SPOTLIGHT: Madi Diaz on Mining the Soul for Songs
Madi Diaz (photo by Muriel Margaret)
EDITOR’S NOTE: Madi Diaz is No Depression’s Spotlight artist for February 2024. Read more about her and her new album, Weird Faith, here, and look for more all month long.
It’s such a weird thing, starting a record. It’s almost like starting a conversation that you don’t know how to have with someone you love when you know you have something to say, something you know is important to express, some soul-mined gift that you haven’t quite fully dug up yet. I know I have songs. I know I mean what I say when I sing, but where do I start, how do I start, how do I do it? Where do I go, who do I trust to angle this ax with me, who can be the one at the other end of the line when I’ve gone in so damn deep that I can’t see anymore? When I can’t tell the difference between myself and me, like my past me, or my future me, and who will give me the room to take a big deep breath and then climb back into my body?
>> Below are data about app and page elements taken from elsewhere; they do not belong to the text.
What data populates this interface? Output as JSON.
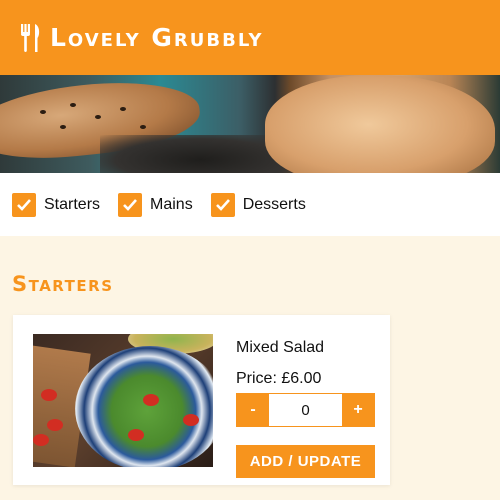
{
  "header": {
    "brand": "Lovely Grubbly",
    "logo_icon": "fork-knife-icon",
    "background_color": "#f7941d"
  },
  "filters": [
    {
      "label": "Starters",
      "checked": true
    },
    {
      "label": "Mains",
      "checked": true
    },
    {
      "label": "Desserts",
      "checked": true
    }
  ],
  "section": {
    "title": "Starters"
  },
  "item": {
    "name": "Mixed Salad",
    "price": "Price: £6.00",
    "quantity": "0",
    "decrement_label": "-",
    "increment_label": "+",
    "add_label": "ADD / UPDATE"
  },
  "colors": {
    "accent": "#f7941d",
    "page_background": "#fdf5e4"
  }
}
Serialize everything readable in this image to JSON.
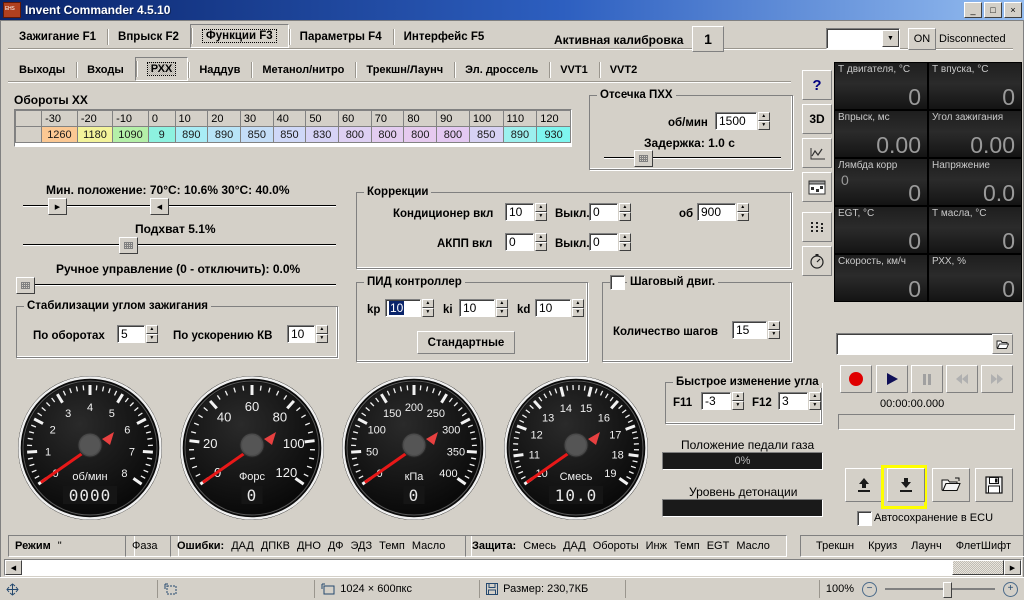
{
  "window": {
    "title": "Invent Commander 4.5.10",
    "minimize": "_",
    "maximize": "□",
    "close": "×"
  },
  "main_tabs": [
    {
      "label": "Зажигание F1",
      "selected": false
    },
    {
      "label": "Впрыск F2",
      "selected": false
    },
    {
      "label": "Функции F3",
      "selected": true
    },
    {
      "label": "Параметры F4",
      "selected": false
    },
    {
      "label": "Интерфейс F5",
      "selected": false
    }
  ],
  "sub_tabs": [
    {
      "label": "Выходы",
      "selected": false
    },
    {
      "label": "Входы",
      "selected": false
    },
    {
      "label": "РХХ",
      "selected": true
    },
    {
      "label": "Наддув",
      "selected": false
    },
    {
      "label": "Метанол/нитро",
      "selected": false
    },
    {
      "label": "Трекшн/Лаунч",
      "selected": false
    },
    {
      "label": "Эл. дроссель",
      "selected": false
    },
    {
      "label": "VVT1",
      "selected": false
    },
    {
      "label": "VVT2",
      "selected": false
    }
  ],
  "header": {
    "calibration_label": "Активная калибровка",
    "calibration_value": "1",
    "combo_value": "",
    "on_button": "ON",
    "connection_status": "Disconnected"
  },
  "idle_table": {
    "title": "Обороты ХХ",
    "headers": [
      "",
      "-30",
      "-20",
      "-10",
      "0",
      "10",
      "20",
      "30",
      "40",
      "50",
      "60",
      "70",
      "80",
      "90",
      "100",
      "110",
      "120"
    ],
    "values": [
      "",
      "1260",
      "1180",
      "1090",
      "9",
      "890",
      "890",
      "850",
      "850",
      "830",
      "800",
      "800",
      "800",
      "800",
      "850",
      "890",
      "930"
    ],
    "cell_colors": [
      "#d4d0c8",
      "#fbc893",
      "#f3f39a",
      "#b4f0a8",
      "#8df2e0",
      "#a8ecf5",
      "#b8e4f7",
      "#c4ddf7",
      "#cfd8f8",
      "#d6d3f6",
      "#ded0f3",
      "#e3ccf0",
      "#e6caef",
      "#e4c9f2",
      "#d7d2f4",
      "#9cf0ee",
      "#7ef6ef"
    ],
    "selected_index": 4
  },
  "cutoff": {
    "title": "Отсечка ПХХ",
    "rpm_label": "об/мин",
    "rpm_value": "1500",
    "delay_label": "Задержка: 1.0 с"
  },
  "sliders": {
    "min_position_label": "Мин. положение:   70°С: 10.6%    30°С: 40.0%",
    "pickup_label": "Подхват 5.1%",
    "manual_label": "Ручное управление (0 - отключить): 0.0%"
  },
  "stabilization": {
    "title": "Стабилизации углом зажигания",
    "rpm_label": "По оборотах",
    "rpm_value": "5",
    "accel_label": "По ускорению КВ",
    "accel_value": "10"
  },
  "corrections": {
    "title": "Коррекции",
    "ac_on_label": "Кондиционер вкл",
    "ac_on_value": "10",
    "ac_off_label": "Выкл.",
    "ac_off_value": "0",
    "rpm_label": "об",
    "rpm_value": "900",
    "at_on_label": "АКПП вкл",
    "at_on_value": "0",
    "at_off_label": "Выкл.",
    "at_off_value": "0"
  },
  "pid": {
    "title": "ПИД контроллер",
    "kp_label": "kp",
    "kp_value": "10",
    "ki_label": "ki",
    "ki_value": "10",
    "kd_label": "kd",
    "kd_value": "10",
    "default_button": "Стандартные"
  },
  "stepper": {
    "title": "Шаговый двиг.",
    "checked": false,
    "steps_label": "Количество шагов",
    "steps_value": "15"
  },
  "toolbar_icons": [
    {
      "name": "help-icon",
      "glyph": "?"
    },
    {
      "name": "3d-icon",
      "glyph": "3D"
    },
    {
      "name": "chart-icon",
      "glyph": ""
    },
    {
      "name": "window-icon",
      "glyph": ""
    },
    {
      "name": "dots-icon",
      "glyph": ""
    },
    {
      "name": "stopwatch-icon",
      "glyph": ""
    }
  ],
  "readouts": [
    {
      "caption": "Т двигателя, °C",
      "value": "0"
    },
    {
      "caption": "Т впуска, °C",
      "value": "0"
    },
    {
      "caption": "Впрыск, мс",
      "value": "0.00"
    },
    {
      "caption": "Угол зажигания",
      "value": "0.00"
    },
    {
      "caption": "Лямбда корр",
      "value": "0",
      "value2": "0"
    },
    {
      "caption": "Напряжение",
      "value": "0.0"
    },
    {
      "caption": "EGT, °C",
      "value": "0"
    },
    {
      "caption": "Т масла, °C",
      "value": "0"
    },
    {
      "caption": "Скорость, км/ч",
      "value": "0"
    },
    {
      "caption": "РХХ, %",
      "value": "0"
    }
  ],
  "gauges": [
    {
      "unit": "об/мин",
      "digital": "0000",
      "ticks": [
        "0",
        "1",
        "2",
        "3",
        "4",
        "5",
        "6",
        "7",
        "8"
      ],
      "value": 0,
      "max": 8
    },
    {
      "unit": "Форс",
      "digital": "0",
      "ticks": [
        "0",
        "20",
        "40",
        "60",
        "80",
        "100",
        "120"
      ],
      "value": 0,
      "max": 120
    },
    {
      "unit": "кПа",
      "digital": "0",
      "ticks": [
        "0",
        "50",
        "100",
        "150",
        "200",
        "250",
        "300",
        "350",
        "400"
      ],
      "value": 0,
      "max": 400
    },
    {
      "unit": "Смесь",
      "digital": "10.0",
      "ticks": [
        "10",
        "11",
        "12",
        "13",
        "14",
        "15",
        "16",
        "17",
        "18",
        "19"
      ],
      "value": 10,
      "max": 19
    }
  ],
  "quick_angle": {
    "title": "Быстрое изменение угла",
    "f11_label": "F11",
    "f11_value": "-3",
    "f12_label": "F12",
    "f12_value": "3"
  },
  "pedal": {
    "label": "Положение педали газа",
    "value": "0%"
  },
  "knock": {
    "label": "Уровень детонации",
    "value": ""
  },
  "recorder": {
    "path_value": "",
    "open_icon": "folder-open-icon",
    "record": "record-button",
    "play": "play-button",
    "pause": "pause-button",
    "rewind": "rewind-button",
    "forward": "forward-button",
    "time": "00:00:00.000"
  },
  "ecu_actions": {
    "upload": "upload-to-ecu-button",
    "download": "download-from-ecu-button",
    "open": "open-file-button",
    "save": "save-file-button",
    "autosave_label": "Автосохранение в ECU",
    "autosave_checked": false,
    "highlight_color": "#ffff00"
  },
  "status_panels": {
    "mode_label": "Режим",
    "mode_value": "\"",
    "phase_label": "Фаза",
    "errors_label": "Ошибки:",
    "errors": [
      "ДАД",
      "ДПКВ",
      "ДНО",
      "ДФ",
      "ЭДЗ",
      "Темп",
      "Масло"
    ],
    "protection_label": "Защита:",
    "protection": [
      "Смесь",
      "ДАД",
      "Обороты",
      "Инж",
      "Темп",
      "EGT",
      "Масло"
    ],
    "modes": [
      "Трекшн",
      "Круиз",
      "Лаунч",
      "ФлетШифт"
    ]
  },
  "statusbar": {
    "size_label": "Размер: 230,7КБ",
    "dimensions": "1024 × 600пкс",
    "zoom": "100%",
    "zoom_out": "−",
    "zoom_in": "+"
  }
}
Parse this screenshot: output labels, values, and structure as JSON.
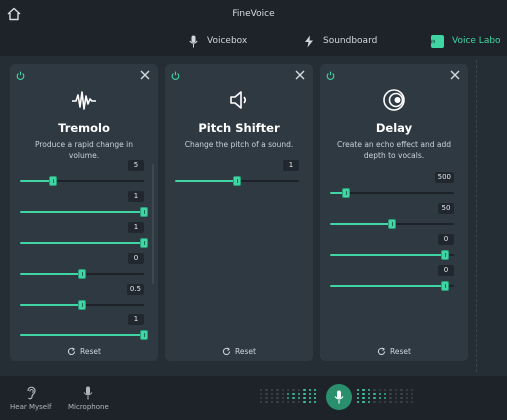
{
  "app": {
    "title": "FineVoice"
  },
  "tabs": [
    {
      "label": "Voicebox",
      "icon": "microphone-icon",
      "active": false
    },
    {
      "label": "Soundboard",
      "icon": "lightning-icon",
      "active": false
    },
    {
      "label": "Voice Labo",
      "icon": "equalizer-icon",
      "active": true
    }
  ],
  "cards": [
    {
      "title": "Tremolo",
      "description": "Produce a rapid change in volume.",
      "icon": "waveform-icon",
      "sliders": [
        {
          "value": "5",
          "level": 0.27
        },
        {
          "value": "1",
          "level": 1.0
        },
        {
          "value": "1",
          "level": 1.0
        },
        {
          "value": "0",
          "level": 0.5
        },
        {
          "value": "0.5",
          "level": 0.5
        },
        {
          "value": "1",
          "level": 1.0
        }
      ],
      "reset_label": "Reset"
    },
    {
      "title": "Pitch Shifter",
      "description": "Change the pitch of a sound.",
      "icon": "speaker-icon",
      "sliders": [
        {
          "value": "1",
          "level": 0.5
        }
      ],
      "reset_label": "Reset"
    },
    {
      "title": "Delay",
      "description": "Create an echo effect and add depth to vocals.",
      "icon": "echo-icon",
      "sliders": [
        {
          "value": "500",
          "level": 0.13
        },
        {
          "value": "50",
          "level": 0.5
        },
        {
          "value": "0",
          "level": 0.93
        },
        {
          "value": "0",
          "level": 0.93
        }
      ],
      "reset_label": "Reset"
    }
  ],
  "bottom": {
    "hear_myself_label": "Hear Myself",
    "microphone_label": "Microphone"
  },
  "colors": {
    "accent": "#3fd6a3",
    "card": "#2f3942",
    "panel": "#252d35",
    "background": "#1d2329"
  }
}
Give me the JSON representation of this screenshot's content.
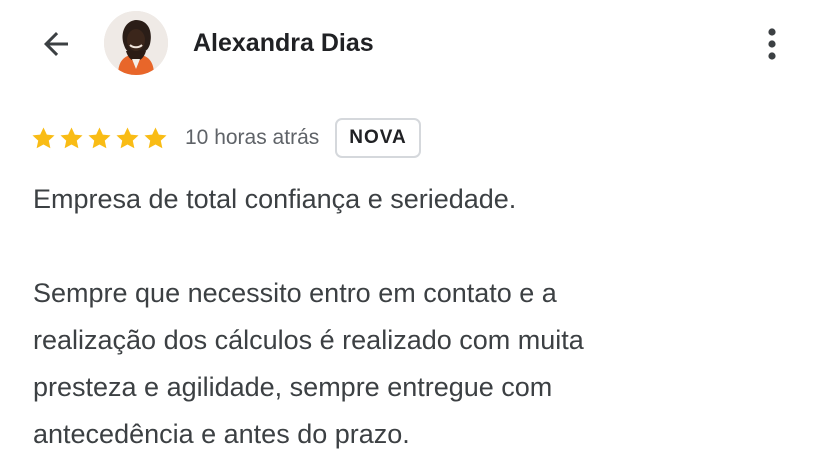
{
  "header": {
    "back_icon": "arrow-back-icon",
    "avatar_icon": "avatar-photo",
    "reviewer_name": "Alexandra Dias",
    "more_icon": "more-vert-icon"
  },
  "review": {
    "rating": 5,
    "rating_max": 5,
    "star_color": "#f9bc15",
    "timestamp": "10 horas atrás",
    "badge": "NOVA",
    "paragraph_1": "Empresa de total confiança e seriedade.",
    "paragraph_2_lines": [
      "Sempre que necessito entro em contato e a",
      "realização dos cálculos é realizado com muita",
      "presteza e agilidade, sempre entregue com",
      "antecedência e antes do prazo."
    ]
  }
}
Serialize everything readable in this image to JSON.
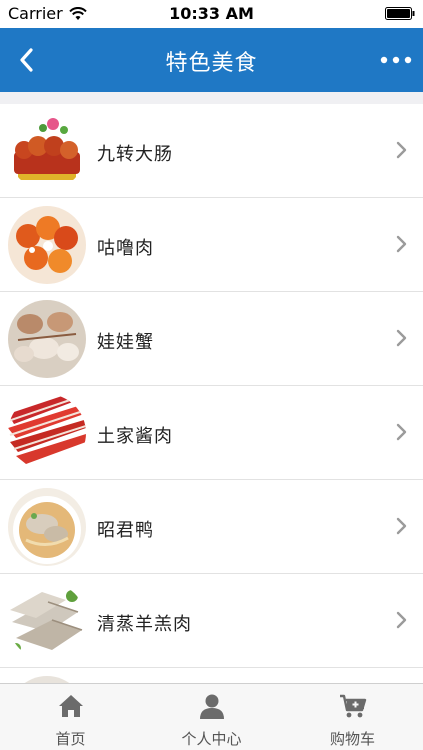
{
  "status_bar": {
    "carrier": "Carrier",
    "time": "10:33 AM"
  },
  "nav": {
    "title": "特色美食",
    "bar_color": "#1f78c5"
  },
  "list": {
    "items": [
      {
        "label": "九转大肠"
      },
      {
        "label": "咕噜肉"
      },
      {
        "label": "娃娃蟹"
      },
      {
        "label": "土家酱肉"
      },
      {
        "label": "昭君鸭"
      },
      {
        "label": "清蒸羊羔肉"
      }
    ]
  },
  "tab_bar": {
    "tabs": [
      {
        "label": "首页",
        "icon": "home-icon"
      },
      {
        "label": "个人中心",
        "icon": "user-icon"
      },
      {
        "label": "购物车",
        "icon": "cart-icon"
      }
    ]
  }
}
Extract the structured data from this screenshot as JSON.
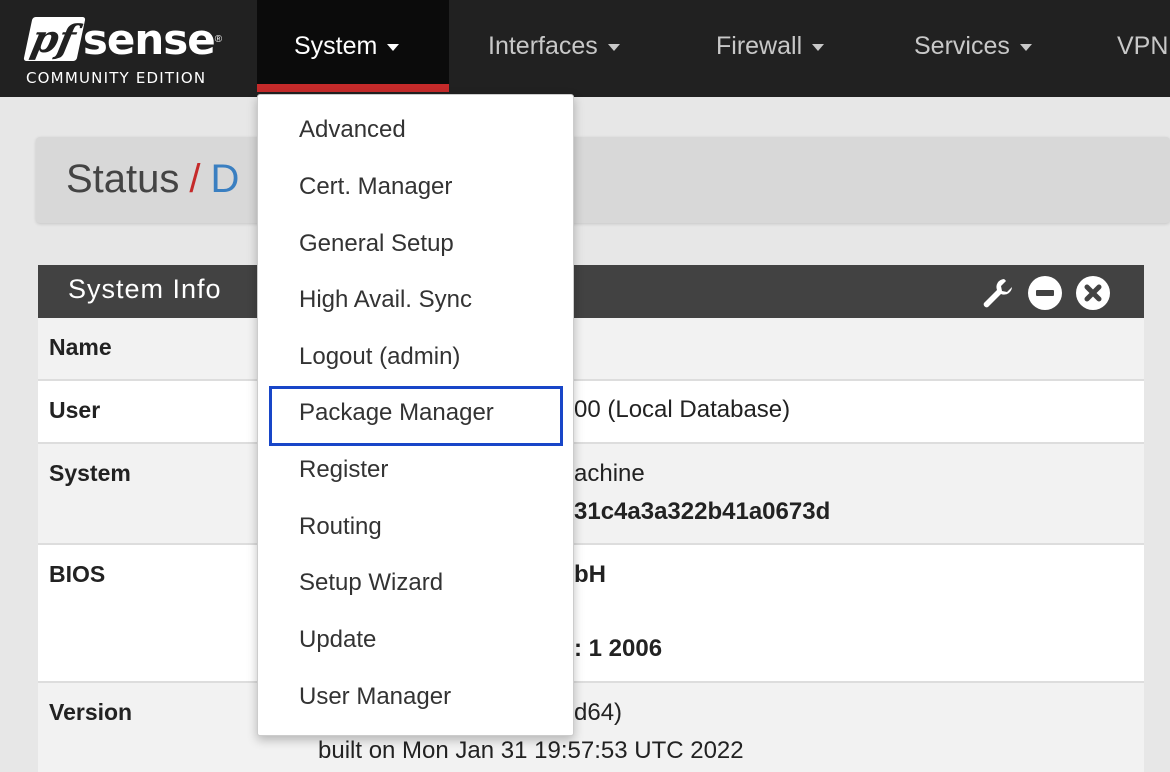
{
  "logo": {
    "pf": "pf",
    "sense": "sense",
    "reg": "®",
    "edition": "COMMUNITY EDITION"
  },
  "nav": {
    "system": "System",
    "interfaces": "Interfaces",
    "firewall": "Firewall",
    "services": "Services",
    "vpn": "VPN"
  },
  "breadcrumb": {
    "section": "Status",
    "separator": "/",
    "current": "D"
  },
  "sysinfo": {
    "title": "System Info",
    "rows": {
      "name": {
        "label": "Name"
      },
      "user": {
        "label": "User",
        "value": "00 (Local Database)"
      },
      "system": {
        "label": "System",
        "value1": "achine",
        "value2": "31c4a3a322b41a0673d"
      },
      "bios": {
        "label": "BIOS",
        "value1": "bH",
        "value2": ": 1 2006"
      },
      "version": {
        "label": "Version",
        "value1": "d64)",
        "value2": "built on Mon Jan 31 19:57:53 UTC 2022"
      }
    }
  },
  "system_menu": {
    "items": [
      "Advanced",
      "Cert. Manager",
      "General Setup",
      "High Avail. Sync",
      "Logout (admin)",
      "Package Manager",
      "Register",
      "Routing",
      "Setup Wizard",
      "Update",
      "User Manager"
    ],
    "highlighted": "Package Manager"
  },
  "icons": {
    "wrench": "wrench-icon",
    "minus": "minus-circle-icon",
    "close": "close-circle-icon"
  },
  "colors": {
    "navbar": "#212121",
    "accent_red": "#c52a2a",
    "link_blue": "#3a7fc1",
    "highlight_box": "#1846c8",
    "panel_header": "#424242"
  }
}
The whole thing becomes such a mirror of where I’m standing in the scheme of my life at that very moment. It’s all over me. It’s in my voice, it’s in my confidence and my playing. My decision-making, my timing, my rushing, my resistance, my surrender. It immediately becomes soul mining. I have to show up with a shovel and be ready to bust myself up digging through layers and scraping them back. And I really have to start with breaking the surface of the bare hard ground. That’s the bitch of it, I’m not just suddenly so deep down there.
I don’t feel like the same person I did when I first started making music. I really just wanted to play. I really wanted to get something out that I didn’t know how to. I wanted to feel the rush of anxious adrenaline that came with aiming at perfection. I wanted to make something immaculate and obvious. I loved the challenge of staying with a performance and hitting it as many times as my body would allow, like some kind of relentless gymnast hell-bent on scoring a 10 on a landing. Execution became the desire and was almost compulsive. I would just sing before I really was sure of how I felt.
I don’t know what shifted, but that couldn’t be more different from how I can do things these days. I know that perfectionist still lives inside of me; she rears up sometimes and still glares at me behind the scenes. But something in the last seven years has made it so that it feels impossible to not be bare-chested, raw-beating heart about it all. Maybe it’s me, maybe it’s the world, maybe it’s relationships or time or age or who knows, man, probably all of it. And some of the time it’s a relief to desire to be so direct and sometimes it’s made it more impossible than ever to be able to tell in the studio if I’m really, really nailing it. If I’m as translucent as I can be, as inside of my songs as I have to be to feel that “thing.” And that “thing” is such a funny one to chase because it’s this inexplicable magic that just is or it isn’t. Maybe that’s god? If it is, I guess that’s how I chase god.
I’m trying to break ground. I’m trying to get quiet enough to hear what’s down there with me right now. When I’m tracking I’m trying not to listen to anything but myself because it’s hard enough to know what that sounds like and anything extra feels like a flood. I’m trying to stay purely on some path of making whatever is down there in the caverns of my brain heart come out. And when it does come out, I want it to be as concentrated and pure as it can be. Not an echo of anybody or anything. I mean, I already am a walking vessel for everything that has come before me. Any and every song I’ve ever heard is basically embedded in my DNA anyway. I am the makeup of all my influences. The languages and patterns of my mother and my father, the whip crack of the Northeast, some softness that I learned when I moved down South, all chewed up and mushed around is what comes out in weird singsong.
Without putting on any records, on the regular I wake up with Joni Mitchell, SZA, Patty Griffin, Bjork, Lucinda Williams, Kate Bush, Feist, Lori McKenna, Bonnie Raitt, Judee Sill, Patty Loveless, PJ Harvey, Rihanna, The Carpenters, Kathleen Hanna, Madonna blowing through my mind. A lyric looped over and over on repeat. Some brilliant song coming back to taunt me when I’m weak. It’s all in there all the time so I try to stay clean and go for long aimless walks deep in the woods. I’ll take the same few paths but every time I’ll try to step it a little differently or walk a little outside of the line or skip halfway or do a cartwheel if I’m feeling mentally tight-fisted. I will put my cheek against a tree or lay down on the back of a sun-warmed boulder and close my eyes and breathe. I will talk to myself the way I used to when I was 13 keeping myself company. Ask myself what I’m feeling and try to answer honestly.
And whether I am feeling honest or not, I still show up and I open the door and get my butt into the studio. I struggle, I relax. I try to let myself trust myself. I at least know now that the album is done, that it is exactly what I made, and the most accurate reflection of who I was and who I am. It’s a record of me, and for me; it can’t be perfect and packaged. It’s a process. It’s growing. It’s learning and embracing. It’s a stab at being less self-effacing and more emboldened by moving through feeling. It’s holding my own hand. It’s trusting that I can harvest the words and melodies inside of me. It’s Weird Faith.